A sharp knife does better work more easily and safely. You can use an oilstone, a water stone or a diamond stone. Gizmo knife sharpeners are OK but ruin the edge over time by making it thicker. Here’s how to sharpen knives.
1. The Burr
Until you have a burr — a wire edge that forms on the side of the blade opposite that which you are sharpening — you are not done sharpening that side of the edge. You may be able to see a burr. Or, feel for the burr by pulling your fingertips away from the edge — across the back of the blade, not toward the point or the heel.
2. The Edge Bevel
Most kitchen knives have a 20-degree edge bevel. For filleting, an edge bevel of 12 to 15 degrees per side provides a clean, easy cut and reasonable resistance to dulling. If you don’t cut bone, monofilament or bait with your fillet knife, a 15-degree bevel will serve you fine.
3. Set the Bevel

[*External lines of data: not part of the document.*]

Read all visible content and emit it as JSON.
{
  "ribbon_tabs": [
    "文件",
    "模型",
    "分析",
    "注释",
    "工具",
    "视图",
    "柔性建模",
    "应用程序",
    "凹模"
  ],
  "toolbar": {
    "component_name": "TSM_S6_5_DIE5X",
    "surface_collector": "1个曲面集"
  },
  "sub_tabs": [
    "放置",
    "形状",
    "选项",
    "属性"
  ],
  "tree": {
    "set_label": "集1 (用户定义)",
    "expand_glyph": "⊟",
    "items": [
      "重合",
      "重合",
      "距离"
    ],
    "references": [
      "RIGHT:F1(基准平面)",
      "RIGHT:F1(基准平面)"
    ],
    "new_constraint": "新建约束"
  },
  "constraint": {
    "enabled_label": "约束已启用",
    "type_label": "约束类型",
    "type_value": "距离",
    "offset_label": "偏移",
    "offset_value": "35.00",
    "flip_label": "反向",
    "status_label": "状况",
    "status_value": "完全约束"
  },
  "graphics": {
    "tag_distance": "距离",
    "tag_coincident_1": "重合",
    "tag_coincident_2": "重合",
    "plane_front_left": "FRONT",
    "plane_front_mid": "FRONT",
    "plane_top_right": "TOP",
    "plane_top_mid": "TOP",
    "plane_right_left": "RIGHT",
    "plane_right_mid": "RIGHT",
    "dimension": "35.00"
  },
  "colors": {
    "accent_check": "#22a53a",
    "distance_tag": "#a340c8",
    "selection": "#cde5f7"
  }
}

Divide the width of the blade at the heel by 5 to get the height above the stone needed to achieve a 12-degree bevel. If your knife is 0.75 inch wide at the heel, dividing 0.75 by 5 equals a spine height of 0.15 inches. Don’t like math? Stack two quarters, 0.07 inch each, to get the angle.
4. Push or Pull?
It doesn’t matter. Iprefer to lead with the edge. Pulling, the edge is towards you; pushing, the edge is away from you.
5. Sharpen It
Draw the blade across the stone, sweeping it from heel to tip as you go. Once you have a full-length burr, sharpen to create a burr on the other side. Finish with blade-first strokes, like slicing a sliver from the stone, until the burr disappears.